Felix Steffek, a lecturer in law from the University of Cambridge and a specialist in the use of AI in the legal profession, welcomed the potential for people to get more information about everyday license agreements. Even though most firms don’t offer the opportunity for people to negotiate the contracts they have to sign to access a service, eventually, Steffek hopes, “consumers will shy away from firms with less attractive contracts and prefer firms with more appealing terms.” Provided, of course, there’s a viable competing firm to switch to.
Browder also hopes that Do Not Sign could eventually change the contracts that companies ask customers to agree to. “Sunlight brings transparency, which brings change,” the CEO says. “A lot of these companies are slipping these things in because they know no one actually knows… I think there will be a race to remove all of these exploitative things, if people just knew about them.”
Steffek warned that taking legal advice from an automated system creates inevitable risks, however.
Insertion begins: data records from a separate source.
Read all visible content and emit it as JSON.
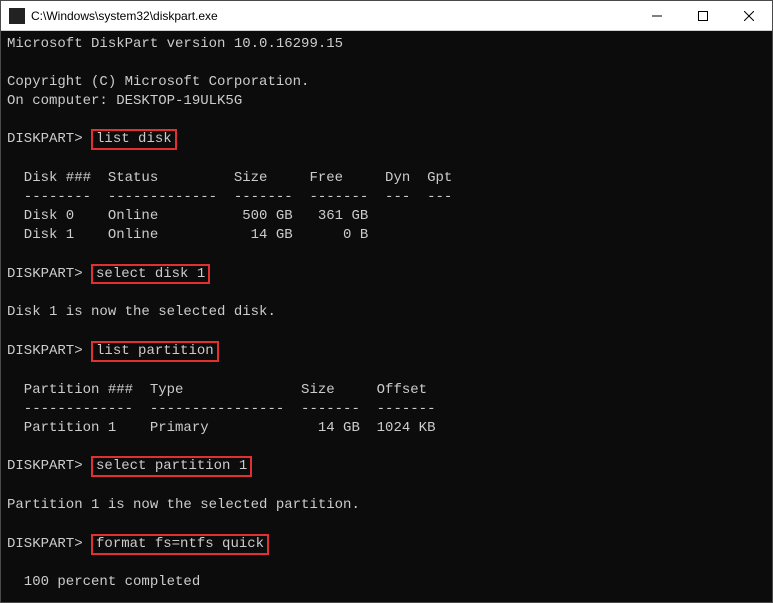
{
  "window": {
    "title": "C:\\Windows\\system32\\diskpart.exe"
  },
  "header": {
    "version_line": "Microsoft DiskPart version 10.0.16299.15",
    "copyright_line": "Copyright (C) Microsoft Corporation.",
    "computer_line": "On computer: DESKTOP-19ULK5G"
  },
  "prompt": "DISKPART>",
  "commands": {
    "list_disk": "list disk",
    "select_disk": "select disk 1",
    "list_partition": "list partition",
    "select_partition": "select partition 1",
    "format": "format fs=ntfs quick"
  },
  "disk_table": {
    "header": "  Disk ###  Status         Size     Free     Dyn  Gpt",
    "divider": "  --------  -------------  -------  -------  ---  ---",
    "rows": [
      "  Disk 0    Online          500 GB   361 GB",
      "  Disk 1    Online           14 GB      0 B"
    ]
  },
  "select_disk_msg": "Disk 1 is now the selected disk.",
  "partition_table": {
    "header": "  Partition ###  Type              Size     Offset",
    "divider": "  -------------  ----------------  -------  -------",
    "rows": [
      "  Partition 1    Primary             14 GB  1024 KB"
    ]
  },
  "select_partition_msg": "Partition 1 is now the selected partition.",
  "format_progress": "  100 percent completed"
}
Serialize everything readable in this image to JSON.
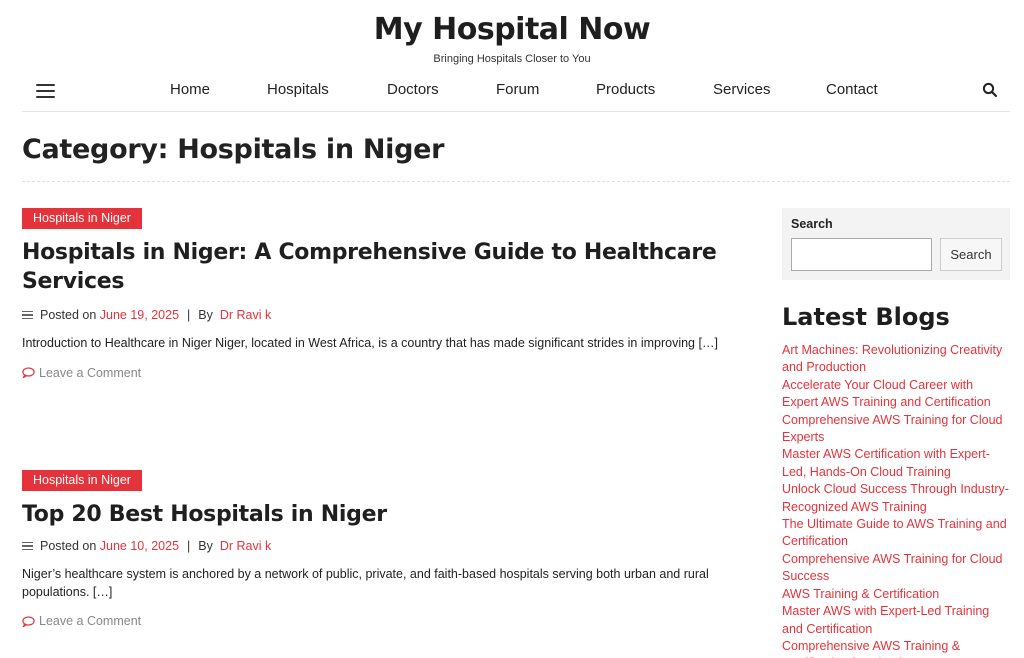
{
  "site": {
    "title": "My Hospital Now",
    "tagline": "Bringing Hospitals Closer to You"
  },
  "nav": {
    "items": [
      "Home",
      "Hospitals",
      "Doctors",
      "Forum",
      "Products",
      "Services",
      "Contact"
    ]
  },
  "archive": {
    "title": "Category: Hospitals in Niger"
  },
  "posts": [
    {
      "category": "Hospitals in Niger",
      "title": "Hospitals in Niger: A Comprehensive Guide to Healthcare Services",
      "posted_on": "Posted on",
      "date": "June 19, 2025",
      "separator": "|",
      "by": "By",
      "author": "Dr Ravi k",
      "excerpt": "Introduction to Healthcare in Niger Niger, located in West Africa, is a country that has made significant strides in improving […]",
      "comment_link": "Leave a Comment"
    },
    {
      "category": "Hospitals in Niger",
      "title": "Top 20 Best Hospitals in Niger",
      "posted_on": "Posted on",
      "date": "June 10, 2025",
      "separator": "|",
      "by": "By",
      "author": "Dr Ravi k",
      "excerpt": "Niger’s healthcare system is anchored by a network of public, private, and faith-based hospitals serving both urban and rural populations. […]",
      "comment_link": "Leave a Comment"
    }
  ],
  "sidebar": {
    "search": {
      "label": "Search",
      "value": "",
      "button": "Search"
    },
    "latest_title": "Latest Blogs",
    "latest_items": [
      "Art Machines: Revolutionizing Creativity and Production",
      "Accelerate Your Cloud Career with Expert AWS Training and Certification",
      "Comprehensive AWS Training for Cloud Experts",
      "Master AWS Certification with Expert-Led, Hands-On Cloud Training",
      "Unlock Cloud Success Through Industry-Recognized AWS Training",
      "The Ultimate Guide to AWS Training and Certification",
      "Comprehensive AWS Training for Cloud Success",
      "AWS Training & Certification",
      "Master AWS with Expert-Led Training and Certification",
      "Comprehensive AWS Training & Certification for Cloud"
    ]
  },
  "icons": {
    "menu": "hamburger-icon",
    "search": "search-icon",
    "meta": "list-icon",
    "comment": "comment-bubble-icon"
  },
  "colors": {
    "accent": "#e5333b",
    "text": "#222222",
    "muted": "#888888"
  }
}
Do Not Sign might offer incorrect or incomplete advice, or a user might not fully understand the information being presented to them. (The system told me, for example, that I’m “indemnifying” Uber by using its service without offering any explanation.) But even if the advice isn’t perfect, Steffek said that additional information is better than nothing at all.
Obviously, a service like Do Not Sign is never going to replace paying a lawyer to read over an important contract. (“I’m not saying that it’s going to be arguing in the High Court anytime soon,” Browder jokes.) But when even something as simple as a pair of wireless headphones comes with a lengthy license agreement for you to agree to, even a limited amount of information is better than blindly agreeing to a contract.
Do Not Sign is launching in the US today, and DoNotPay told me the company hopes to bring the service to the UK by the end of December.